Aiken County School District discipline tribunal - Is it working

  • Posted: 10/11/2012 10:13 PM
    6/1/2013 6:32 PM

The Aiken County School District Board of Education, recognizing a need for consistency in discipline throughout the Aiken County School District, appointed a Discipline Subcommittee a number of years ago. Acting upon the board's Discipline Subcommittee recommendations, a number of programs have been implemented by the board. The benefits of these programs are now being realized throughout the district.

The cell phone policy was implemented in the 2009-10 school year in order to address a growing number of discipline problems associated with cell phone usage. The policy requires students to store their phones in their lockers or automobiles during the school day. The policy includes specific penalties for cell phone violations. Since implementation of the cell phone policy, a significant drop in cell phone violations has been seen in our district schools.

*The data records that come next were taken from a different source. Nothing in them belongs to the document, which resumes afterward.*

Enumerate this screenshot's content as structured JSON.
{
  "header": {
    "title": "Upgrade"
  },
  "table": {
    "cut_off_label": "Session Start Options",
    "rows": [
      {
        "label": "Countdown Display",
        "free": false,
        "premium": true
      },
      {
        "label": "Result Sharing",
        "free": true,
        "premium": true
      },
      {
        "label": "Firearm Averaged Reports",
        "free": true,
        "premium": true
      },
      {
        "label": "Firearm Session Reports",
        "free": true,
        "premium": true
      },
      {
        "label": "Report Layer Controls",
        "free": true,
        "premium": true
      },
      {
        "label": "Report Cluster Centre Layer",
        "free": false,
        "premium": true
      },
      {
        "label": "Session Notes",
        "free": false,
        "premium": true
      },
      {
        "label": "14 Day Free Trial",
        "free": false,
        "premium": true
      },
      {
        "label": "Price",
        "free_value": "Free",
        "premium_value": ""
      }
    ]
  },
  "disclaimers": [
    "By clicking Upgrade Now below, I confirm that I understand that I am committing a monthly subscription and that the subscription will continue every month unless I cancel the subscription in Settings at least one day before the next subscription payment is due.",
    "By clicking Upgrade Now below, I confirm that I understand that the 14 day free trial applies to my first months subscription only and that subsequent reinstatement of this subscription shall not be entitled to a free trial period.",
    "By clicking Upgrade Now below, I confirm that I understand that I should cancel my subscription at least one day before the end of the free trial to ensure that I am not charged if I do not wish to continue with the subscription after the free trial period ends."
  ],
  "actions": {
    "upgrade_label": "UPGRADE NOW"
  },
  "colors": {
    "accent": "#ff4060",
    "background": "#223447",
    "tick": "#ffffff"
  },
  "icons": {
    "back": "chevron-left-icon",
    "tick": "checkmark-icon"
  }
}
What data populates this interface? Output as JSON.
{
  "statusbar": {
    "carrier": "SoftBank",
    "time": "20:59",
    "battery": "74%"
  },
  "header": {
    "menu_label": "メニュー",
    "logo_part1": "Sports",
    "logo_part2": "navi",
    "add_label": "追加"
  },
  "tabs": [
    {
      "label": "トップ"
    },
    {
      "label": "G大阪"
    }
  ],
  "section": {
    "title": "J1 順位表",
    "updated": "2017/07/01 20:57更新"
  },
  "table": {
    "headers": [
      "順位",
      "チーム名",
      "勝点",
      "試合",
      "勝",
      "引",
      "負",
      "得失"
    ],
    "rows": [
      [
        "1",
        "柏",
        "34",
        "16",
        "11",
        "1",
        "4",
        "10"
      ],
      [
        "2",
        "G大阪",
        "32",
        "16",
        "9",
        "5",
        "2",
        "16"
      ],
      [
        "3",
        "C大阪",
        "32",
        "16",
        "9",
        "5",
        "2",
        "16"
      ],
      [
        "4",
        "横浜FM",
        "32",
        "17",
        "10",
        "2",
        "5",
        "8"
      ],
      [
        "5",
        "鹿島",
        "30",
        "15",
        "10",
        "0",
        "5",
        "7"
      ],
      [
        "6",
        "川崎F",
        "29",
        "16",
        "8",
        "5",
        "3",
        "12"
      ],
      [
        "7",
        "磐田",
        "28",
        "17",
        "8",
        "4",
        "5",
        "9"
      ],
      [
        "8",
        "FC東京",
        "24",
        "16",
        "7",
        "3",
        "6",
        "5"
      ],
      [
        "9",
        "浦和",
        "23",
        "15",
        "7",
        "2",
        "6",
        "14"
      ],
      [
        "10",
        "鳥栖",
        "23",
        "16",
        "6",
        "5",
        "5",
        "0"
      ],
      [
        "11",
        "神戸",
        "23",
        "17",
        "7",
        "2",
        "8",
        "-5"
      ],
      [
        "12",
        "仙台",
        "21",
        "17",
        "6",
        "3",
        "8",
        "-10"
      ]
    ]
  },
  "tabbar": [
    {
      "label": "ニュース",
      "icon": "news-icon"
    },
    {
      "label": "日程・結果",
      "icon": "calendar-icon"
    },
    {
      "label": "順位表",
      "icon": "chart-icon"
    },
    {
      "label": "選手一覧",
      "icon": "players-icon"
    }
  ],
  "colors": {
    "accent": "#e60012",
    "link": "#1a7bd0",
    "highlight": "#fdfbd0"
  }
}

Responsibility for student discipline appeals was shifted, halfway through the 2010-11 school year, from the Area Advisory Councils to a newly formed tribunal. The tribunal is made up of a panel of three members. The three-member panel travels to each Aiken County attendance area, according to a predetermined schedule, to hear and act upon student appeals. The tribunal hears student appeals during the day with students, parents and administrators in attendance. The Tribunal provides consistency across the Aiken County attendance areas. Of the 803 student appeals heard during the 2011-12 school year, 101 appeals ended in expulsions. The 101 expulsions were down from 276 during the 2010-11 school year, which is a decrease of 63 percent.

The balance of the 803 student appeals ended up in either a 10-day out-of-school suspension, short-term assignment to a local alternative school or long-term assignment to the Center for Innovated Learning at (CIL) Pinecrest. CIL was formed in the 2011-12 school year to provide a safety net for district students. CIL provides students the opportunity to maintain their academic standing and work their way back into their home school. Approximately 31 percent of students who attended CIL were transitioned back to their home school, while only 2.9 percent of the students were expelled.

Bottom line, the coordinated effort of the discipline programs are working in Aiken County. The number of expulsions has decreased significantly, and the number of students being transitioned back to their home schools has increased. Students are benefiting from the safety nets that have been put into place in the district.

Keith Liner represents the North Augusta schools on Aiken County Board of Education.